Because the chances are that Tottenham probably won’t come flying out the traps akin to the Harry Redknapp days and they might not be flinging themselves at Chelsea in the same manner either, but that isn’t necessarily a negative. Villas-Boas is slowly crafting this Spurs team into a smarter, stronger and more intelligent beast.
The central midfield pairing of Sandro and Mousa Dembele may lack the highlights reel tackles of Scott Parker or the easy-on-the-eye craft of Luka Modric, but they’re slowly becoming key components in a formidable Tottenham midfield. Spurs have both talent and craft, but they’re also developing a sense of solidity that’s not been seen in White Hart Lane for many years. They look like they can finally boss a game and control their opponents. And against Chelsea this Saturday, we’ll get a chance to see just how effective that can be at home to a team challenging at the top end of the table.

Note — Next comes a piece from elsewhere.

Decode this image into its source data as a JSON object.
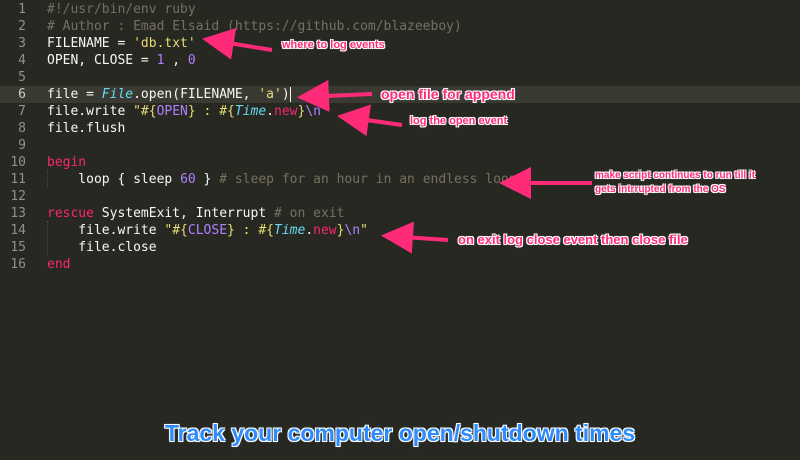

Roberto Di Matteo’s attacking contingent at Chelsea has caused teams enough carnage this season and the likes of Eden Hazard, Juan Mata and the fledgling Oscar, have the capacity to really damage Spurs. But supporters have seen the Redknapp fight fire with fire approach one time too many and although they’re home record against Chelsea has been good in recent years, they now have the tools to try something different. It will be a massive test, but Spurs can beat Chelsea by playing to their newfound strengths and overpowering the midfield.
Getting their offensive unit in complete sync at home has proved tough, but with both Gareth Bale and Aaron Lennon springing into form, they look to be improving with each passing game. Emmanuel Adebayor may offer a more effective skillset against a well-drilled Chelsea backline, but with Jermain Defoe continuing to score, they have options up front and a fully working ‘Plan B’ either way.
Tottenham Hotspur are undergoing an evolution under Andre Villas-Boas and this Saturday offers the perfect gauge as to how far that evolution is progressing and maybe just as importantly, a peek into the future. Perhaps more than anything, maybe some fans simply haven’t been quite so sure of what to make of their new look side at home so far this season. A win over Chelsea on Saturday would go a long way to demonstrating exactly where Andre Villas-Boas plans to take this team.
What do you think about Spurs’ home form under Andre Villas-Boas? Do they have enough to beat Chelsea this Saturday? Let me know on Twitter: follow @samuel_antrobus and tell me what you think will happen.